*Exercise brief*. Each entry is to be retyped exactly as it appears. Leave the images out.

*Record extracts*.
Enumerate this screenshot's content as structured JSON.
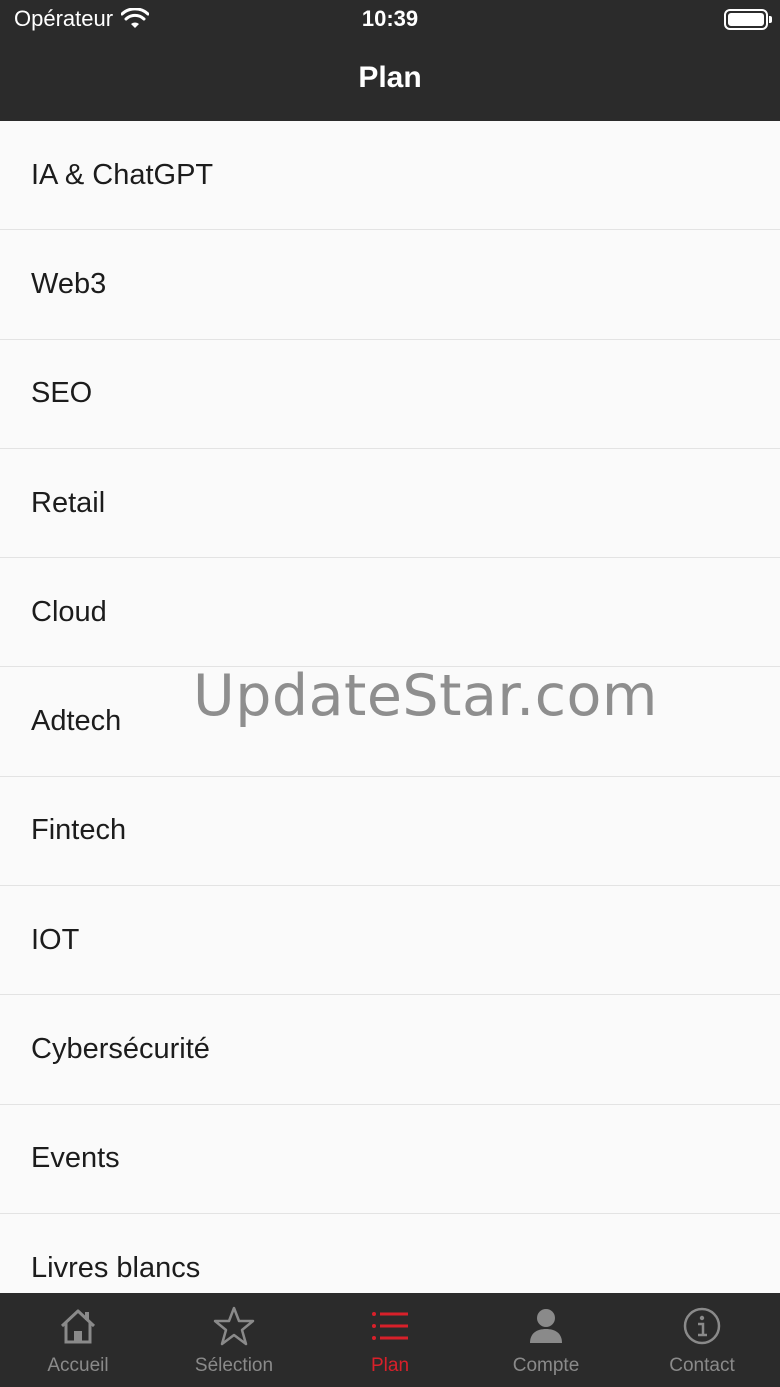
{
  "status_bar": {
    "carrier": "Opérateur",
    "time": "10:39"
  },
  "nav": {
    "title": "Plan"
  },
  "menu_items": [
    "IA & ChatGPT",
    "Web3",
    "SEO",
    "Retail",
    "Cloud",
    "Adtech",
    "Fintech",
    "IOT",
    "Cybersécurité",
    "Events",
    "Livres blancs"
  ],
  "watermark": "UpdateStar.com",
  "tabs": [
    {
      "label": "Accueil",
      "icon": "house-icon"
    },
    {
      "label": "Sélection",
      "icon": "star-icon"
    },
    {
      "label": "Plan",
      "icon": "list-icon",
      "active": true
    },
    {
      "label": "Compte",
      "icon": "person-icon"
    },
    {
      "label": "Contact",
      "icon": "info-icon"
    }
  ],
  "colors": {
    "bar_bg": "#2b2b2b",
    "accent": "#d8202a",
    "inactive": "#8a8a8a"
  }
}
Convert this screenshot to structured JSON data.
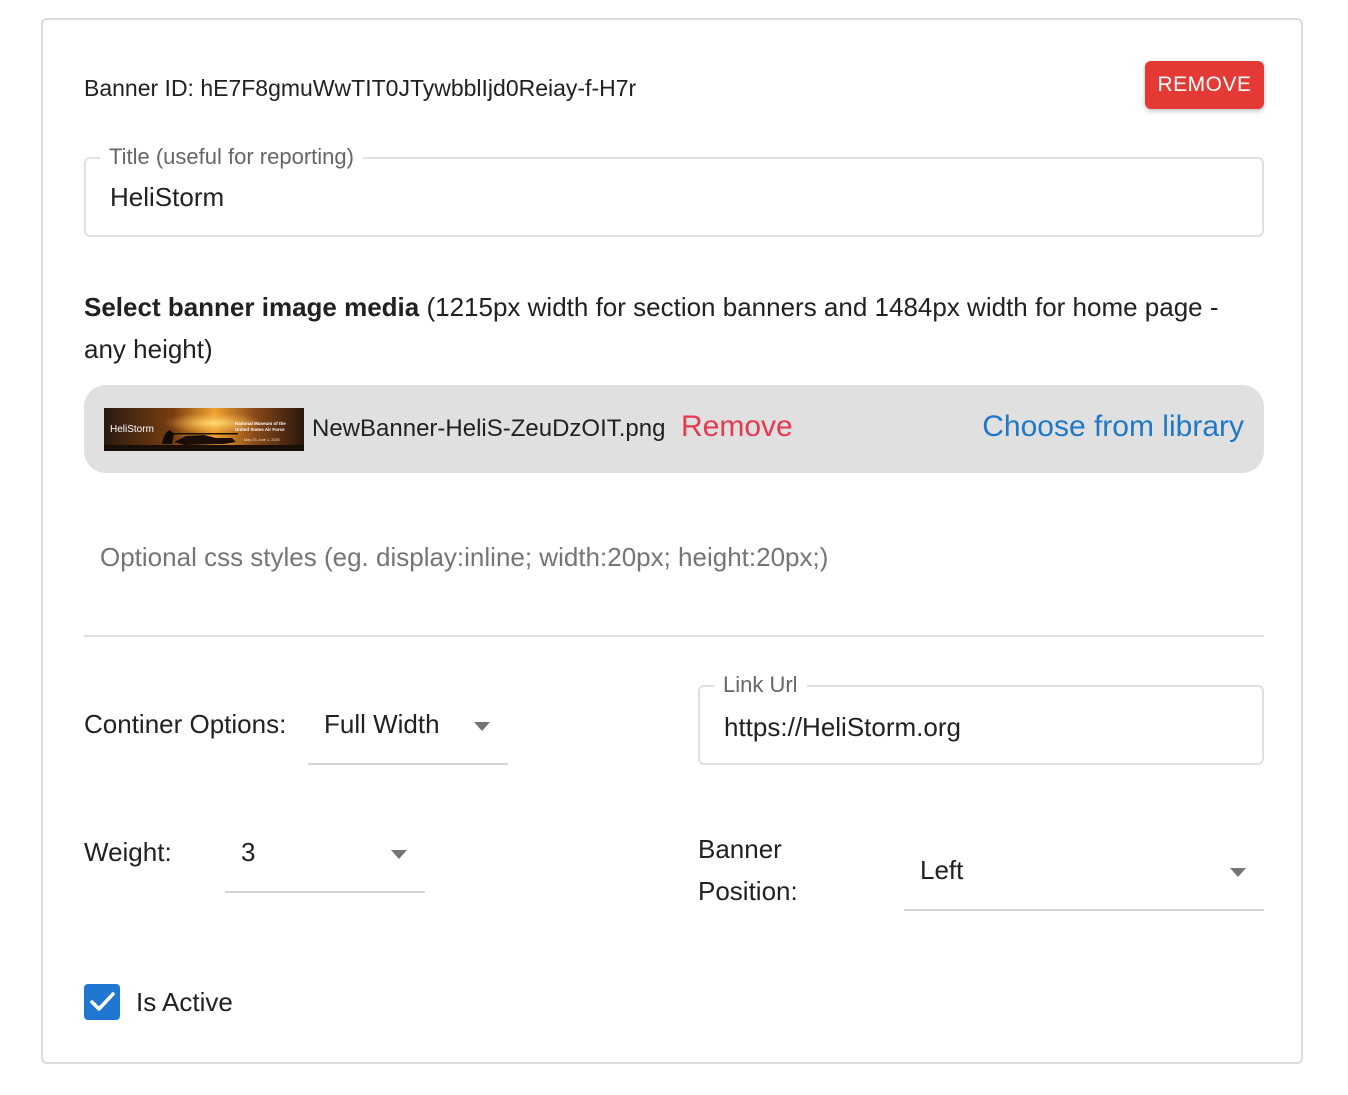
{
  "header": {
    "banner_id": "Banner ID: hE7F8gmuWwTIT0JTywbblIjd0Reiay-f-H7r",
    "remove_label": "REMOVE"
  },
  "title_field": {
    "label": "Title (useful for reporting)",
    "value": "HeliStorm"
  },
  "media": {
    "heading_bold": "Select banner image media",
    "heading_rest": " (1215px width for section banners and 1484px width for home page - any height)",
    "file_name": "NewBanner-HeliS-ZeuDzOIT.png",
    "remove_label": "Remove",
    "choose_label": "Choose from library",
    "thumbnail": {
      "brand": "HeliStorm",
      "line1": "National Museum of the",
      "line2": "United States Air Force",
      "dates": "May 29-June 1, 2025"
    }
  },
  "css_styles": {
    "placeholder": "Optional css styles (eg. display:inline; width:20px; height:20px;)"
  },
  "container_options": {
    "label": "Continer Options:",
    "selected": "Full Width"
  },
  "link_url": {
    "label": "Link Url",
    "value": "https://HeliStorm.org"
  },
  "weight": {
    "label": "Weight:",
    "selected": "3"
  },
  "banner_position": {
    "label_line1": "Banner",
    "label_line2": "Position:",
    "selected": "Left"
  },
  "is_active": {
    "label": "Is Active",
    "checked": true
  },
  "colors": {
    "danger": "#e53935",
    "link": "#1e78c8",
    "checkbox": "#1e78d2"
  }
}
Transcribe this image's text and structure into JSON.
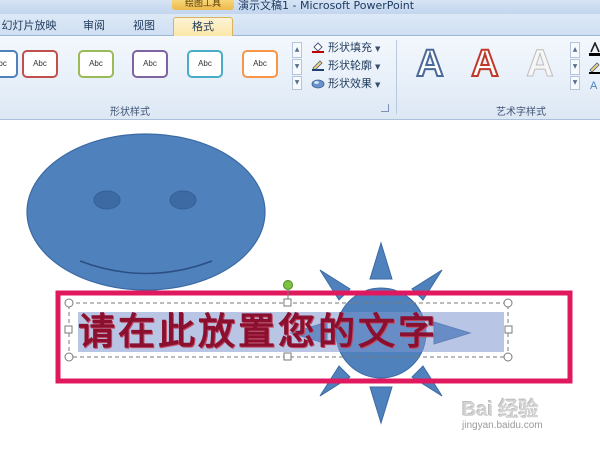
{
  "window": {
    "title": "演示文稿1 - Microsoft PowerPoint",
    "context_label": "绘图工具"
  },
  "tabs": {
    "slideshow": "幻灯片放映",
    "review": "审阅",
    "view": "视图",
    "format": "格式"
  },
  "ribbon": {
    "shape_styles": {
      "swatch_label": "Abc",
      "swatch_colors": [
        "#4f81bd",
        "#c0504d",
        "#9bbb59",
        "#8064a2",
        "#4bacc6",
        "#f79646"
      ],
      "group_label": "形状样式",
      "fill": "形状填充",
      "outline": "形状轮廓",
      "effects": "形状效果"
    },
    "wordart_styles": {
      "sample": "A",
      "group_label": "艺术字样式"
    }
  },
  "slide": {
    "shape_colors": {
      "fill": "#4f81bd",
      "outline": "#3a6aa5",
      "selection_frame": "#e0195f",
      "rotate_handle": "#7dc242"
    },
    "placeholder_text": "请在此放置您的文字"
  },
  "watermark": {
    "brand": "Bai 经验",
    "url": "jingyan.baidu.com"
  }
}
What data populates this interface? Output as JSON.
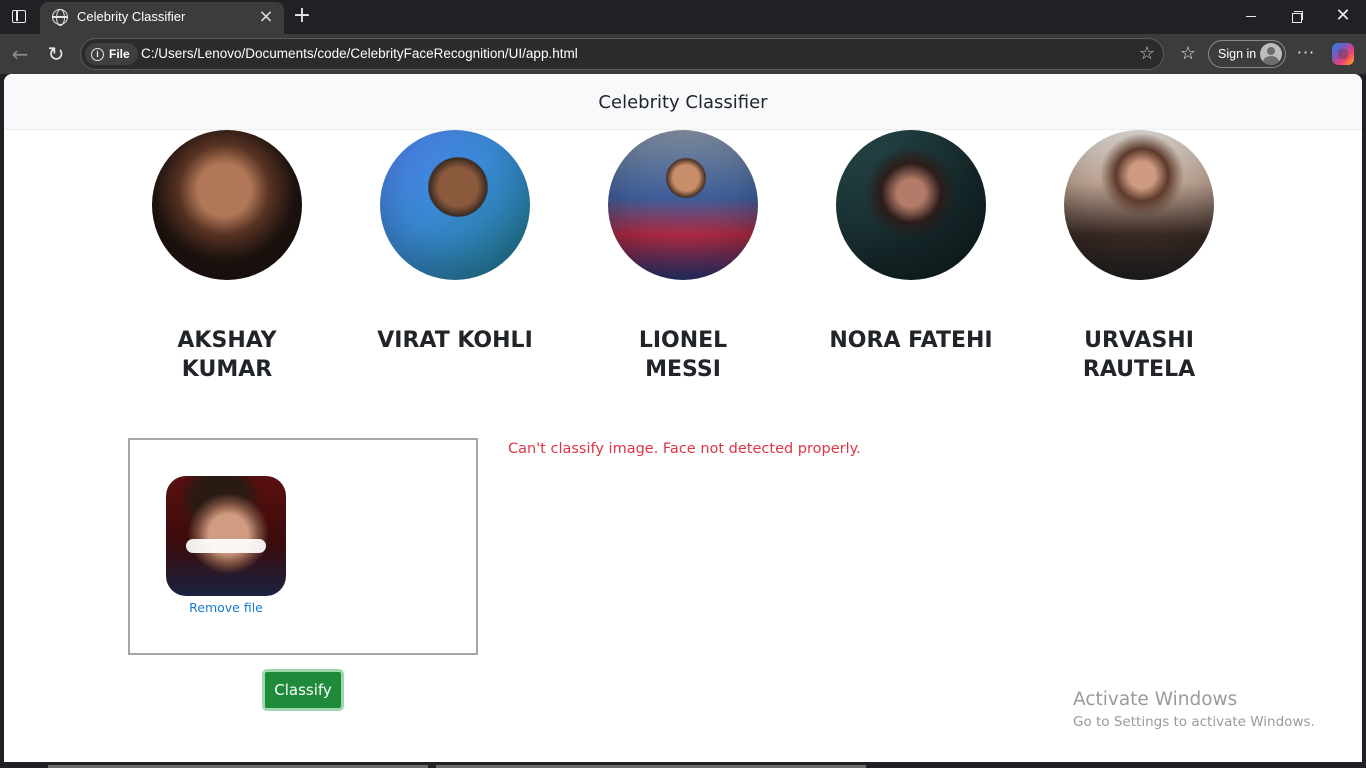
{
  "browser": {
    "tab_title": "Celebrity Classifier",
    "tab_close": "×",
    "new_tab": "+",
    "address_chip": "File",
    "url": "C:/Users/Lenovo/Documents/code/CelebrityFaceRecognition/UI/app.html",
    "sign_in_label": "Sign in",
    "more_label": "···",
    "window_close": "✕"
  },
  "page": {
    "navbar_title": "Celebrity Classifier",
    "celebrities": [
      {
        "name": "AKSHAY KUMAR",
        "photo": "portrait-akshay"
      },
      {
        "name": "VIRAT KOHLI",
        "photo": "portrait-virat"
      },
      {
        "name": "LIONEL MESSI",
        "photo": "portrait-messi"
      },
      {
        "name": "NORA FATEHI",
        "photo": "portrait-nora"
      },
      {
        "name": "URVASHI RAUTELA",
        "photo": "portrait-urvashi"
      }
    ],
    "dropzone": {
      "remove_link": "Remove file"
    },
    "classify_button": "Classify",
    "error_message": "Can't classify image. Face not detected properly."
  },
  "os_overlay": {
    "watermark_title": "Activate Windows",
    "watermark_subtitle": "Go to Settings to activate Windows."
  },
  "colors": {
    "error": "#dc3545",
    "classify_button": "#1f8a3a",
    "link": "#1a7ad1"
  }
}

*Result of this exercise*.
Enumerate this screenshot's content as structured JSON.
{
  "status_bar": {
    "carrier": "Opérateur",
    "time": "10:39"
  },
  "nav": {
    "title": "Plan"
  },
  "menu_items": [
    "IA & ChatGPT",
    "Web3",
    "SEO",
    "Retail",
    "Cloud",
    "Adtech",
    "Fintech",
    "IOT",
    "Cybersécurité",
    "Events",
    "Livres blancs"
  ],
  "watermark": "UpdateStar.com",
  "tabs": [
    {
      "label": "Accueil",
      "icon": "house-icon"
    },
    {
      "label": "Sélection",
      "icon": "star-icon"
    },
    {
      "label": "Plan",
      "icon": "list-icon",
      "active": true
    },
    {
      "label": "Compte",
      "icon": "person-icon"
    },
    {
      "label": "Contact",
      "icon": "info-icon"
    }
  ],
  "colors": {
    "bar_bg": "#2b2b2b",
    "accent": "#d8202a",
    "inactive": "#8a8a8a"
  }
}
Convert this screenshot to structured JSON data.
{
  "header": {
    "banner_id": "Banner ID: hE7F8gmuWwTIT0JTywbblIjd0Reiay-f-H7r",
    "remove_label": "REMOVE"
  },
  "title_field": {
    "label": "Title (useful for reporting)",
    "value": "HeliStorm"
  },
  "media": {
    "heading_bold": "Select banner image media",
    "heading_rest": " (1215px width for section banners and 1484px width for home page - any height)",
    "file_name": "NewBanner-HeliS-ZeuDzOIT.png",
    "remove_label": "Remove",
    "choose_label": "Choose from library",
    "thumbnail": {
      "brand": "HeliStorm",
      "line1": "National Museum of the",
      "line2": "United States Air Force",
      "dates": "May 29-June 1, 2025"
    }
  },
  "css_styles": {
    "placeholder": "Optional css styles (eg. display:inline; width:20px; height:20px;)"
  },
  "container_options": {
    "label": "Continer Options:",
    "selected": "Full Width"
  },
  "link_url": {
    "label": "Link Url",
    "value": "https://HeliStorm.org"
  },
  "weight": {
    "label": "Weight:",
    "selected": "3"
  },
  "banner_position": {
    "label_line1": "Banner",
    "label_line2": "Position:",
    "selected": "Left"
  },
  "is_active": {
    "label": "Is Active",
    "checked": true
  },
  "colors": {
    "danger": "#e53935",
    "link": "#1e78c8",
    "checkbox": "#1e78d2"
  }
}
Transcribe this image's text and structure into JSON.
{
  "window": {
    "title": "演示文稿1 - Microsoft PowerPoint",
    "context_label": "绘图工具"
  },
  "tabs": {
    "slideshow": "幻灯片放映",
    "review": "审阅",
    "view": "视图",
    "format": "格式"
  },
  "ribbon": {
    "shape_styles": {
      "swatch_label": "Abc",
      "swatch_colors": [
        "#4f81bd",
        "#c0504d",
        "#9bbb59",
        "#8064a2",
        "#4bacc6",
        "#f79646"
      ],
      "group_label": "形状样式",
      "fill": "形状填充",
      "outline": "形状轮廓",
      "effects": "形状效果"
    },
    "wordart_styles": {
      "sample": "A",
      "group_label": "艺术字样式"
    }
  },
  "slide": {
    "shape_colors": {
      "fill": "#4f81bd",
      "outline": "#3a6aa5",
      "selection_frame": "#e0195f",
      "rotate_handle": "#7dc242"
    },
    "placeholder_text": "请在此放置您的文字"
  },
  "watermark": {
    "brand": "Bai 经验",
    "url": "jingyan.baidu.com"
  }
}
What data populates this interface? Output as JSON.
{
  "browser": {
    "tab_title": "Celebrity Classifier",
    "tab_close": "×",
    "new_tab": "+",
    "address_chip": "File",
    "url": "C:/Users/Lenovo/Documents/code/CelebrityFaceRecognition/UI/app.html",
    "sign_in_label": "Sign in",
    "more_label": "···",
    "window_close": "✕"
  },
  "page": {
    "navbar_title": "Celebrity Classifier",
    "celebrities": [
      {
        "name": "AKSHAY KUMAR",
        "photo": "portrait-akshay"
      },
      {
        "name": "VIRAT KOHLI",
        "photo": "portrait-virat"
      },
      {
        "name": "LIONEL MESSI",
        "photo": "portrait-messi"
      },
      {
        "name": "NORA FATEHI",
        "photo": "portrait-nora"
      },
      {
        "name": "URVASHI RAUTELA",
        "photo": "portrait-urvashi"
      }
    ],
    "dropzone": {
      "remove_link": "Remove file"
    },
    "classify_button": "Classify",
    "error_message": "Can't classify image. Face not detected properly."
  },
  "os_overlay": {
    "watermark_title": "Activate Windows",
    "watermark_subtitle": "Go to Settings to activate Windows."
  },
  "colors": {
    "error": "#dc3545",
    "classify_button": "#1f8a3a",
    "link": "#1a7ad1"
  }
}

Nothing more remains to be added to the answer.